J. Robert Oppenheimer was brilliant, arrogant, proud, charismatic — and a national hero. Under his leadership during World War II, the United States succeeded in becoming the first nation to harness the power of nuclear energy to create the ultimate weapon of mass destruction — the atomic bomb. But after the bomb brought the war to an end, in spite of his renown and his enormous achievement, America turned on him, humiliated him, and cast him aside. The question this film asks is, “Why?”
“The country asked him to do something and he did it brilliantly, and they repaid him for the tremendous job he did by breaking him.”
— Marvin L. Goldberger, Los Alamos scientist and former director, The Institute for Advanced Studies
AMERICAN EXPERIENCE presents The Trials of J. Robert Oppenheimer, featuring Academy Award-nominated actor David Strathairn (Good Night and Good Luck, The Bourne Ultimatum) as Robert Oppenheimer. From multiple Emmy Award-winning producer David Grubin (RFK, LBJ, Abraham and Mary Lincoln: A House Divided), The Trials of J. Robert Oppenheimer features interviews with the scientist’s former colleagues and eminent scholars to present a complex and revealing portrait of one of the most important and controversial scientists of the twentieth century. The two-hour film traces the course of Oppenheimer’s life: his rarefied childhood, his troubled adolescence, his emergence as one of America’s leading nuclear physicists, his leadership of the Los Alamos laboratory, and his tragic humiliation
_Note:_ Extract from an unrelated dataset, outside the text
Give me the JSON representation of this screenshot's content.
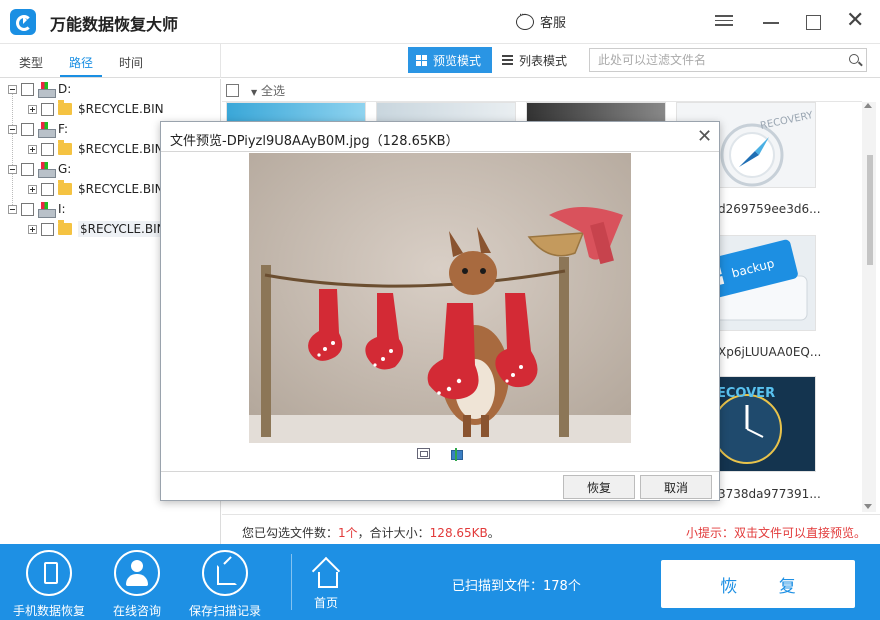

As is my experience, there would be some people around who would think that Oppenheimer was a moral monster as he was instrumental in getting the bomb made and that his preachings on peace were just hypocrisy. I would not debate on that as I am spent on the matter. For knowing what I have to say on the matter I would direct the reader to this post by me – Peace (Please have a look at the third part of that post). Also Oppenheimer is not just about the bomb, he did some high quality work in theoretical physics as well.
[JRO Smoking, Oppenheimer was a chain smoker all of his life. It turned out to be his un-doing. He died of throat cancer]
Coming back, I liked the movie quite a bit in spite of the fact that most of what is in the movie I already read about in American Prometheus (that’s obvious isn’t it?). Oppenheimer is played by David Straithairn and this 110 minute movie has been directed by David Grubin. Just like American Prometheus, the “dialogs” in the movie are from the actual transcripts of the security hearings of 1954. The movie has some rare video sequences that I have always wanted to see, like for instance Oppenheimer’s short speech after getting the Fermi Prize.
I would have loved to write more on Oppenheimer and his life and what I get to learn from it, but I don’t think it would be a bright idea to put some very personal observations and lessons on a public platform. I might choose to do that sometime later maybe.
I’d direct you all to have a look at the movie, it has lessons for all of us in difficult times. Not just on an individual level but on a national level too. We have a lot to learn from the past.